Mar 19, 2013 at 8:58 AM
ELIZABETHTON — The Carter County School Board gave a chilly reception to the recommendations of the Long Range Facilities Planning Team on Monday afternoon. The team’s report and recommendations were discussed in a workshop session, so no vote was taken, but the comments of some board members made it clear they would not support it.
The recommended option was to build a new high school to replace the four current high schools in the county. There would also be consolidation of middle schools and elementary schools to reduce the total number of schools to nine. That would be done by renovating existing buildings. The projected total cost is $100 million.
Dave Buck, a school board member from the western section of the county, said “I am opposed to this plan because it wipes out the schools on the west end of the county.” Buck noted the recommendation that Central, Keenburg and Range elementary schools and Happy Valley High School should be closed.
Craig Davis, who represents Stoney Creek, said some of the students who now go to Unaka would not drive to the recommended location of the centralized high school on Gap Creek Highway near Hampton. He said parents have told him their children would rather drive to Elizabethton High School.
Board Chariman Kelly Crain said, “I am concerned about two things, the geography and the financing.

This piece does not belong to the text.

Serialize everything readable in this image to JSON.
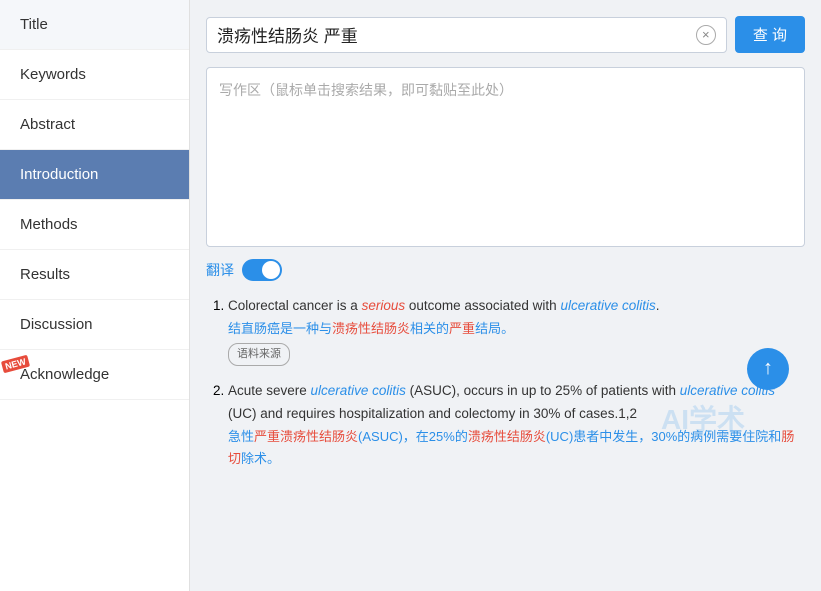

It would be a major burden on the taxpayers.”
Board member Jerry McMahan, who led the planning team, said the financing could be handled in several ways to make it more manageable. One would be to just borrow enough for the high school and use the savings from consolidation to pay for the consolidations at the lower grades. There was a wide degree of opinions on what a new high school would cost, ranging from $30 million to $100 million.
Director of Schools Kevin Ward said now is a good time to build, based on the low bond rates.
While the planning team’s recommendation was for a consolidation to nine schools in the county, with only a single high school, there were several other options provided in the team’s strategic report. He said the team had provided the numbers to use for other considerations.
McMahan said the county could not postpone a decision indefinitely.
He said the team spent a lot of time getting the data for a snapshot of the county’s condition so that the best decision could be made for what was best for the students and what was best for the taxpayers.
He asked if the taxpayers could afford the burden for 20 years, but also asked if the taxpayers would be paying even more if nothing was done.
“Our infrastructure is falling down,” McMahan said. “It is going to cost a lot more ... You can’t afford to do it and you certainly can’t afford not to do it.”
He said a decision to do nothing was “awfully short term and narrow minded.”
“There are other ways to skin the cat,” Ward said, referring to the other options in the strategic plan. He said discussions could continue in small groups.
“Do we need to make a decision tonight?” Ward asked. “I don’t think so, but I agree with Mr. McMahan that we can’t wait 20 years.”
Ward suggested more discussion on the matter be held after a more short-term decision be made on whether to close Range Elementary School.